## PROBLEM DESCRIPTION
Please reproduce the entries exactly as they appear below, but not the pictures.

[[ MATERIAL PROVIDED open ]]

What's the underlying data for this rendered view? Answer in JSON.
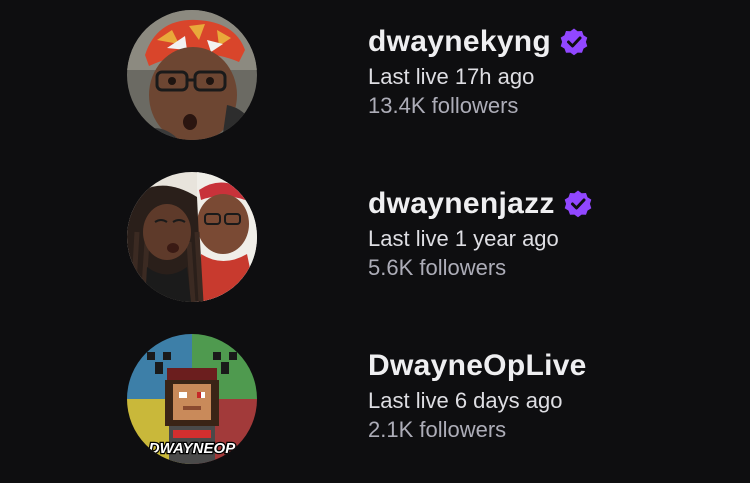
{
  "channels": [
    {
      "name": "dwaynekyng",
      "verified": true,
      "last_live": "Last live 17h ago",
      "followers": "13.4K followers",
      "avatar_icon": "avatar-photo"
    },
    {
      "name": "dwaynenjazz",
      "verified": true,
      "last_live": "Last live 1 year ago",
      "followers": "5.6K followers",
      "avatar_icon": "avatar-photo"
    },
    {
      "name": "DwayneOpLive",
      "verified": false,
      "last_live": "Last live 6 days ago",
      "followers": "2.1K followers",
      "avatar_icon": "avatar-pixel-art",
      "avatar_text": "DWAYNEOP"
    }
  ],
  "colors": {
    "background": "#0e0e10",
    "verified": "#9147ff",
    "primary_text": "#efeff1",
    "secondary_text": "#adadb8"
  }
}
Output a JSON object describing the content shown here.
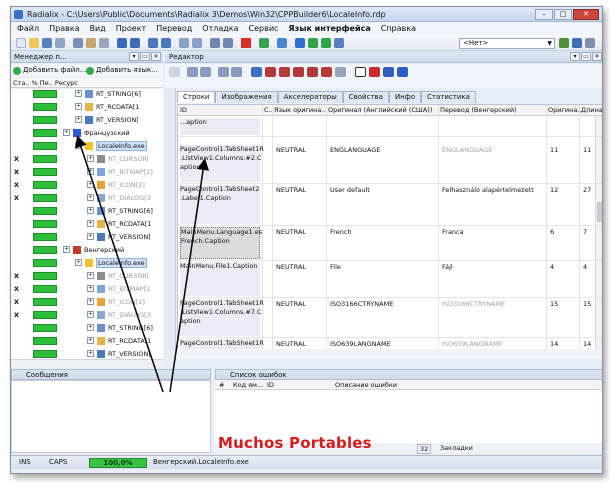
{
  "window": {
    "title": "Radialix - C:\\Users\\Public\\Documents\\Radialix 3\\Demos\\Win32\\CPPBuilder6\\LocaleInfo.rdp",
    "min": "–",
    "max": "□",
    "close": "✕"
  },
  "menu": [
    "Файл",
    "Правка",
    "Вид",
    "Проект",
    "Перевод",
    "Отладка",
    "Сервис",
    "Язык интерфейса",
    "Справка"
  ],
  "toolbar": {
    "combo": "<Нет>"
  },
  "project_manager": {
    "title": "Менеджер п...",
    "add_file": "Добавить файл...",
    "add_lang": "Добавить язык...",
    "columns": "Ста.. % Пе.. Ресурс"
  },
  "tree": [
    {
      "mark": "",
      "bar": 1,
      "icon": "doc",
      "label": "RT_STRING[6]",
      "indent": 1,
      "gray": false
    },
    {
      "mark": "",
      "bar": 1,
      "icon": "folder",
      "label": "RT_RCDATA[1",
      "indent": 1,
      "gray": false
    },
    {
      "mark": "",
      "bar": 1,
      "icon": "gear",
      "label": "RT_VERSION[",
      "indent": 1,
      "gray": false
    },
    {
      "mark": "",
      "bar": 1,
      "icon": "flag-fr",
      "label": "Французский",
      "indent": 0,
      "gray": false
    },
    {
      "mark": "",
      "bar": 1,
      "icon": "warn",
      "label": "LocaleInfo.exe",
      "indent": 1,
      "gray": false,
      "sel": true
    },
    {
      "mark": "X",
      "bar": 1,
      "icon": "cursor",
      "label": "RT_CURSOR[",
      "indent": 2,
      "gray": true
    },
    {
      "mark": "X",
      "bar": 1,
      "icon": "bitmap",
      "label": "RT_BITMAP[2]",
      "indent": 2,
      "gray": true
    },
    {
      "mark": "X",
      "bar": 1,
      "icon": "icon",
      "label": "RT_ICON[2]",
      "indent": 2,
      "gray": true
    },
    {
      "mark": "X",
      "bar": 1,
      "icon": "dialog",
      "label": "RT_DIALOG[3",
      "indent": 2,
      "gray": true
    },
    {
      "mark": "",
      "bar": 1,
      "icon": "doc",
      "label": "RT_STRING[6]",
      "indent": 2,
      "gray": false
    },
    {
      "mark": "",
      "bar": 1,
      "icon": "folder",
      "label": "RT_RCDATA[1",
      "indent": 2,
      "gray": false
    },
    {
      "mark": "",
      "bar": 1,
      "icon": "gear",
      "label": "RT_VERSION[",
      "indent": 2,
      "gray": false
    },
    {
      "mark": "",
      "bar": 1,
      "icon": "flag-hu",
      "label": "Венгерский",
      "indent": 0,
      "gray": false
    },
    {
      "mark": "",
      "bar": 1,
      "icon": "warn",
      "label": "LocaleInfo.exe",
      "indent": 1,
      "gray": false,
      "sel": true
    },
    {
      "mark": "X",
      "bar": 1,
      "icon": "cursor",
      "label": "RT_CURSOR[",
      "indent": 2,
      "gray": true
    },
    {
      "mark": "X",
      "bar": 1,
      "icon": "bitmap",
      "label": "RT_BITMAP[2",
      "indent": 2,
      "gray": true
    },
    {
      "mark": "X",
      "bar": 1,
      "icon": "icon",
      "label": "RT_ICON[2]",
      "indent": 2,
      "gray": true
    },
    {
      "mark": "X",
      "bar": 1,
      "icon": "dialog",
      "label": "RT_DIALOG[3",
      "indent": 2,
      "gray": true
    },
    {
      "mark": "",
      "bar": 1,
      "icon": "doc",
      "label": "RT_STRING[6]",
      "indent": 2,
      "gray": false
    },
    {
      "mark": "",
      "bar": 1,
      "icon": "folder",
      "label": "RT_RCDATA[1",
      "indent": 2,
      "gray": false
    },
    {
      "mark": "",
      "bar": 1,
      "icon": "gear",
      "label": "RT_VERSION[",
      "indent": 2,
      "gray": false
    }
  ],
  "editor": {
    "title": "Редактор",
    "tabs": [
      "Строки",
      "Изображения",
      "Акселераторы",
      "Свойства",
      "Инфо",
      "Статистика"
    ],
    "columns": [
      "ID",
      "С..",
      "Язык оригина..",
      "Оригинал (Английский (США))",
      "Перевод (Венгерский)",
      "Оригина..",
      "Длина"
    ],
    "rows": [
      {
        "id": "...aption",
        "lang": "",
        "orig": "",
        "trans": "",
        "ol": "",
        "len": "",
        "muted": false
      },
      {
        "id": "PageControl1.TabSheet1R\n.ListView1.Columns.#2.C\naption",
        "lang": "NEUTRAL",
        "orig": "ENGLANGUAGE",
        "trans": "ENGLANGUAGE",
        "ol": "11",
        "len": "11",
        "muted": true
      },
      {
        "id": "PageControl1.TabSheet2\n.Label1.Caption",
        "lang": "NEUTRAL",
        "orig": "User default",
        "trans": "Felhasználó alapértelmezett",
        "ol": "12",
        "len": "27",
        "muted": false
      },
      {
        "id": "MainMenu.Language1.es\nFrench.Caption",
        "lang": "NEUTRAL",
        "orig": "French",
        "trans": "Franca",
        "ol": "6",
        "len": "7",
        "muted": false,
        "sel": true
      },
      {
        "id": "MainMenu.File1.Caption",
        "lang": "NEUTRAL",
        "orig": "File",
        "trans": "Fájl",
        "ol": "4",
        "len": "4",
        "muted": false
      },
      {
        "id": "PageControl1.TabSheet1R\n.ListView1.Columns.#7.C\naption",
        "lang": "NEUTRAL",
        "orig": "ISO3166CTRYNAME",
        "trans": "ISO3166CTRYNAME",
        "ol": "15",
        "len": "15",
        "muted": true
      },
      {
        "id": "PageControl1.TabSheet1R",
        "lang": "NEUTRAL",
        "orig": "ISO639LANGNAME",
        "trans": "ISO639LANGNAME",
        "ol": "14",
        "len": "14",
        "muted": true
      }
    ]
  },
  "messages": {
    "title": "Сообщения"
  },
  "errors": {
    "title": "Список ошибок",
    "columns": [
      "#",
      "Код ям...",
      "ID",
      "Описание ошибки"
    ],
    "tab_bookmarks": "Закладки",
    "tab_x": "32"
  },
  "status": {
    "ins": "INS",
    "caps": "CAPS",
    "progress_text": "100,0%",
    "progress_value": 1.0,
    "file": "Венгерский.LocaleInfo.exe"
  },
  "watermark": "Muchos Portables",
  "colors": {
    "accent": "#2fbe3b",
    "title_bg": "#c4d5ec",
    "watermark": "#d21d1d"
  }
}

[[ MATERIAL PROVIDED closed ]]

## YOUR RESPONSE
What's the underlying data for this rendered view? Answer in JSON.
{
  "channels": [
    {
      "name": "dwaynekyng",
      "verified": true,
      "last_live": "Last live 17h ago",
      "followers": "13.4K followers",
      "avatar_icon": "avatar-photo"
    },
    {
      "name": "dwaynenjazz",
      "verified": true,
      "last_live": "Last live 1 year ago",
      "followers": "5.6K followers",
      "avatar_icon": "avatar-photo"
    },
    {
      "name": "DwayneOpLive",
      "verified": false,
      "last_live": "Last live 6 days ago",
      "followers": "2.1K followers",
      "avatar_icon": "avatar-pixel-art",
      "avatar_text": "DWAYNEOP"
    }
  ],
  "colors": {
    "background": "#0e0e10",
    "verified": "#9147ff",
    "primary_text": "#efeff1",
    "secondary_text": "#adadb8"
  }
}
Output a JSON object describing the content shown here.
{
  "window": {
    "title": "Radialix - C:\\Users\\Public\\Documents\\Radialix 3\\Demos\\Win32\\CPPBuilder6\\LocaleInfo.rdp",
    "min": "–",
    "max": "□",
    "close": "✕"
  },
  "menu": [
    "Файл",
    "Правка",
    "Вид",
    "Проект",
    "Перевод",
    "Отладка",
    "Сервис",
    "Язык интерфейса",
    "Справка"
  ],
  "toolbar": {
    "combo": "<Нет>"
  },
  "project_manager": {
    "title": "Менеджер п...",
    "add_file": "Добавить файл...",
    "add_lang": "Добавить язык...",
    "columns": "Ста.. % Пе.. Ресурс"
  },
  "tree": [
    {
      "mark": "",
      "bar": 1,
      "icon": "doc",
      "label": "RT_STRING[6]",
      "indent": 1,
      "gray": false
    },
    {
      "mark": "",
      "bar": 1,
      "icon": "folder",
      "label": "RT_RCDATA[1",
      "indent": 1,
      "gray": false
    },
    {
      "mark": "",
      "bar": 1,
      "icon": "gear",
      "label": "RT_VERSION[",
      "indent": 1,
      "gray": false
    },
    {
      "mark": "",
      "bar": 1,
      "icon": "flag-fr",
      "label": "Французский",
      "indent": 0,
      "gray": false
    },
    {
      "mark": "",
      "bar": 1,
      "icon": "warn",
      "label": "LocaleInfo.exe",
      "indent": 1,
      "gray": false,
      "sel": true
    },
    {
      "mark": "X",
      "bar": 1,
      "icon": "cursor",
      "label": "RT_CURSOR[",
      "indent": 2,
      "gray": true
    },
    {
      "mark": "X",
      "bar": 1,
      "icon": "bitmap",
      "label": "RT_BITMAP[2]",
      "indent": 2,
      "gray": true
    },
    {
      "mark": "X",
      "bar": 1,
      "icon": "icon",
      "label": "RT_ICON[2]",
      "indent": 2,
      "gray": true
    },
    {
      "mark": "X",
      "bar": 1,
      "icon": "dialog",
      "label": "RT_DIALOG[3",
      "indent": 2,
      "gray": true
    },
    {
      "mark": "",
      "bar": 1,
      "icon": "doc",
      "label": "RT_STRING[6]",
      "indent": 2,
      "gray": false
    },
    {
      "mark": "",
      "bar": 1,
      "icon": "folder",
      "label": "RT_RCDATA[1",
      "indent": 2,
      "gray": false
    },
    {
      "mark": "",
      "bar": 1,
      "icon": "gear",
      "label": "RT_VERSION[",
      "indent": 2,
      "gray": false
    },
    {
      "mark": "",
      "bar": 1,
      "icon": "flag-hu",
      "label": "Венгерский",
      "indent": 0,
      "gray": false
    },
    {
      "mark": "",
      "bar": 1,
      "icon": "warn",
      "label": "LocaleInfo.exe",
      "indent": 1,
      "gray": false,
      "sel": true
    },
    {
      "mark": "X",
      "bar": 1,
      "icon": "cursor",
      "label": "RT_CURSOR[",
      "indent": 2,
      "gray": true
    },
    {
      "mark": "X",
      "bar": 1,
      "icon": "bitmap",
      "label": "RT_BITMAP[2",
      "indent": 2,
      "gray": true
    },
    {
      "mark": "X",
      "bar": 1,
      "icon": "icon",
      "label": "RT_ICON[2]",
      "indent": 2,
      "gray": true
    },
    {
      "mark": "X",
      "bar": 1,
      "icon": "dialog",
      "label": "RT_DIALOG[3",
      "indent": 2,
      "gray": true
    },
    {
      "mark": "",
      "bar": 1,
      "icon": "doc",
      "label": "RT_STRING[6]",
      "indent": 2,
      "gray": false
    },
    {
      "mark": "",
      "bar": 1,
      "icon": "folder",
      "label": "RT_RCDATA[1",
      "indent": 2,
      "gray": false
    },
    {
      "mark": "",
      "bar": 1,
      "icon": "gear",
      "label": "RT_VERSION[",
      "indent": 2,
      "gray": false
    }
  ],
  "editor": {
    "title": "Редактор",
    "tabs": [
      "Строки",
      "Изображения",
      "Акселераторы",
      "Свойства",
      "Инфо",
      "Статистика"
    ],
    "columns": [
      "ID",
      "С..",
      "Язык оригина..",
      "Оригинал (Английский (США))",
      "Перевод (Венгерский)",
      "Оригина..",
      "Длина"
    ],
    "rows": [
      {
        "id": "...aption",
        "lang": "",
        "orig": "",
        "trans": "",
        "ol": "",
        "len": "",
        "muted": false
      },
      {
        "id": "PageControl1.TabSheet1R\n.ListView1.Columns.#2.C\naption",
        "lang": "NEUTRAL",
        "orig": "ENGLANGUAGE",
        "trans": "ENGLANGUAGE",
        "ol": "11",
        "len": "11",
        "muted": true
      },
      {
        "id": "PageControl1.TabSheet2\n.Label1.Caption",
        "lang": "NEUTRAL",
        "orig": "User default",
        "trans": "Felhasználó alapértelmezett",
        "ol": "12",
        "len": "27",
        "muted": false
      },
      {
        "id": "MainMenu.Language1.es\nFrench.Caption",
        "lang": "NEUTRAL",
        "orig": "French",
        "trans": "Franca",
        "ol": "6",
        "len": "7",
        "muted": false,
        "sel": true
      },
      {
        "id": "MainMenu.File1.Caption",
        "lang": "NEUTRAL",
        "orig": "File",
        "trans": "Fájl",
        "ol": "4",
        "len": "4",
        "muted": false
      },
      {
        "id": "PageControl1.TabSheet1R\n.ListView1.Columns.#7.C\naption",
        "lang": "NEUTRAL",
        "orig": "ISO3166CTRYNAME",
        "trans": "ISO3166CTRYNAME",
        "ol": "15",
        "len": "15",
        "muted": true
      },
      {
        "id": "PageControl1.TabSheet1R",
        "lang": "NEUTRAL",
        "orig": "ISO639LANGNAME",
        "trans": "ISO639LANGNAME",
        "ol": "14",
        "len": "14",
        "muted": true
      }
    ]
  },
  "messages": {
    "title": "Сообщения"
  },
  "errors": {
    "title": "Список ошибок",
    "columns": [
      "#",
      "Код ям...",
      "ID",
      "Описание ошибки"
    ],
    "tab_bookmarks": "Закладки",
    "tab_x": "32"
  },
  "status": {
    "ins": "INS",
    "caps": "CAPS",
    "progress_text": "100,0%",
    "progress_value": 1.0,
    "file": "Венгерский.LocaleInfo.exe"
  },
  "watermark": "Muchos Portables",
  "colors": {
    "accent": "#2fbe3b",
    "title_bg": "#c4d5ec",
    "watermark": "#d21d1d"
  }
}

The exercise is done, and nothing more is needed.